From 150kg to 88kg: How this man lost almost half his weight
JOSH Esmond knew he had to make a change when his 10-year-old son said he didn't want his dad to die.
Today, he is in training, bodybuilding and powerlifting; he has competitions in the coming months. It's hard to believe that less than two years ago he tipped the scales at 150kg, suffered anxiety and depression and ate and drank "copiously".
Now weighing in at a trim 88kg Mr Esmond is almost half the man he used to be and his son "loves it because I'm doing things with him like riding bikes and swimming".
But the inspirational transformation goes against the trend of his hometown Mackay of the past decade, where overweight and obesity rates have increased to 83.4 per cent of the adult population, up from 76.8 per cent in 2011-12, and 71.6 per cent in 2007-08.
New findings in the Progress in Australian Regions Report, produced by the Department of Infrastructure, Regional Development and Cities, reveals that Mackay is now by far the fattest region in Queensland.
Federal MP George Christensen is well known for his battle with obesity and said "it comes down to choices."
"As someone who made lots of poor eating choices and exercise choices, I know that," he said.
"If people are going to hold out hope that government is going to come along and fix the obesity problem then we're not going to get the obesity problem fixed.
"I don't know that government can fix it, it comes down to personal choices."
As minister for Sport and Rural Health, and a former physical education teacher, Federal MP Bridget McKenzie said sporting clubs have a major role to play in combating obesity.
"It's about ensuring local clubs are opening, welcoming and inclusive, and have a range of programs that no matter your skill level or ability or body size you're able to get out and get active."
"If you are suffering from obesity being part of a highly competitive club environment is not the way you are going to start getting physically active," she said.
"Getting started was the hardest part", Mr Esmond said, but he got through it by training in the gym once a week, increasing the frequency over several months.
Now training five or six times a week, mainly lifting weights rather than cardio training, his body fat has dropped below 10 per cent from a high of 46 per cent.
One of the best things about getting into the gym and losing weight is the friends he has made.
Dr David Farlow, of Mackay Hospital and Health Services, works on health promotion strategies targeting obesity and diabetes, and said the impact of high rates of obesity was evident every day.
"Being overweight or obese increases the risk of high blood pressure, muscle, bone and respiratory disorders and chronic disease including type 2 diabetes, heart disease, stroke and some cancers and reduces life expectancy," he said.
Asked why the Mackay region had particularly startling rates, Dr Farlow said the reasons were not fully understood. "We know good health is linked to socio-economic conditions, lifestyle choices and mental health," he said.
"Mackay also has a significant number of shift-workers who work away from home and this roster pattern makes healthier eating choices and regular exercise more difficult to achieve."

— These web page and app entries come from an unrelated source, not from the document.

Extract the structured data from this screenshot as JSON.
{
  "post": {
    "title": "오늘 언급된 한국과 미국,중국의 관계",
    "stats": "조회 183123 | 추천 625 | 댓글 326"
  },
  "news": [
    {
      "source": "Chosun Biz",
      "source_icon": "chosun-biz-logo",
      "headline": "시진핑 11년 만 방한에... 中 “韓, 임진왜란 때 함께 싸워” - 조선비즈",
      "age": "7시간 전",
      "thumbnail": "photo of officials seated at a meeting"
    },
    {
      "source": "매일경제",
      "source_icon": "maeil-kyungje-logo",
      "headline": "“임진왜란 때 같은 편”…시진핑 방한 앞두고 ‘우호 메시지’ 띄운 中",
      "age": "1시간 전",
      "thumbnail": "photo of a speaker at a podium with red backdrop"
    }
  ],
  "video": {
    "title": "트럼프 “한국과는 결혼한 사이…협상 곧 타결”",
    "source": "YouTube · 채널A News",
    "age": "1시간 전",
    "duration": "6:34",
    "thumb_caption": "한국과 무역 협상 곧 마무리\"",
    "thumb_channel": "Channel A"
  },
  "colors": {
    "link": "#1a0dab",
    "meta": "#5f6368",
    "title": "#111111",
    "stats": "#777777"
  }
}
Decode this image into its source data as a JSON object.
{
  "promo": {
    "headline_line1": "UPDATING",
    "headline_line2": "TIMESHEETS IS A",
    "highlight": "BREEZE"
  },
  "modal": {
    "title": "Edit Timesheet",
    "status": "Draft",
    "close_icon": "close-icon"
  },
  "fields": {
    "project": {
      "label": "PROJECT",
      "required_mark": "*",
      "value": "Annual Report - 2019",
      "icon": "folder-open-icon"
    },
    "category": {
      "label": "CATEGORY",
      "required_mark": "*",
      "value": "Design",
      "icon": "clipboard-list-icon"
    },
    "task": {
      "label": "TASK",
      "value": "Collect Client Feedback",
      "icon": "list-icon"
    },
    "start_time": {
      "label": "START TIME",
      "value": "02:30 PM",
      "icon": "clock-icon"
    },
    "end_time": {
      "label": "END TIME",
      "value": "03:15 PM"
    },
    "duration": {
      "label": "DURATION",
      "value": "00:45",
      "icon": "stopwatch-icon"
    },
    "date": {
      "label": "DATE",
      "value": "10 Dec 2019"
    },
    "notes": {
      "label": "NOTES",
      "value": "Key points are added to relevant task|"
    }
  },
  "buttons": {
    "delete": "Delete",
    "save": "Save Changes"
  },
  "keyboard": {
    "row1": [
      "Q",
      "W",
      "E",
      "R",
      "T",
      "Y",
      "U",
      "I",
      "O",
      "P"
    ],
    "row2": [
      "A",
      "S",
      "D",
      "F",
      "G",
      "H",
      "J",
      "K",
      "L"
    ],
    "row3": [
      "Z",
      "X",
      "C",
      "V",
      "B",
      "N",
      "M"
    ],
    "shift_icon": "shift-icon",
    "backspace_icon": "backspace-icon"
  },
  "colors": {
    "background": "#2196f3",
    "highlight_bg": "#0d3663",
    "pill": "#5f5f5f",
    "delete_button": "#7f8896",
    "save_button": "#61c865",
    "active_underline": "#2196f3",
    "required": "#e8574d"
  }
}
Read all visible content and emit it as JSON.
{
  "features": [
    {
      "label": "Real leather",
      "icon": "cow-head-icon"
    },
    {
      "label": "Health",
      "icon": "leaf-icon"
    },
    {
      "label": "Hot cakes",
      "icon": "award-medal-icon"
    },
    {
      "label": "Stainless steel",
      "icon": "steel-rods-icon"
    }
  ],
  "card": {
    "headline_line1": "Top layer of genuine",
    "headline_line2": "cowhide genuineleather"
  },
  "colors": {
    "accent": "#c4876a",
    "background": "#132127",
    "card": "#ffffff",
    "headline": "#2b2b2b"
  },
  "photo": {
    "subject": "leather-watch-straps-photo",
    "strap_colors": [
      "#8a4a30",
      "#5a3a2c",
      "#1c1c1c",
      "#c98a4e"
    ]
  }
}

Mr Esmond, who works as a fire technician travelling between Mackay and central Queensland, says the cost of food was a significant factor in why he put on so much weight in the first instance.
"The cost of fresh food is crazy," he said.
"I was eating takeaway. I could eat 24 chicken nuggets in one sitting and half-an-hour later be hungry again. I didn't eat salad or veges, I'd eat deep fried anything with chips."
He now eats a lot of frozen vegetables, which he says are cheaper than fresh, and while still eating a lot of food, he sticks to a "well controlled" low calorie diet.
Mr Esmond also took photos every month to stay motivated and "track how I was travelling".
He also plans to study personal training this year to help those who also struggle with their weight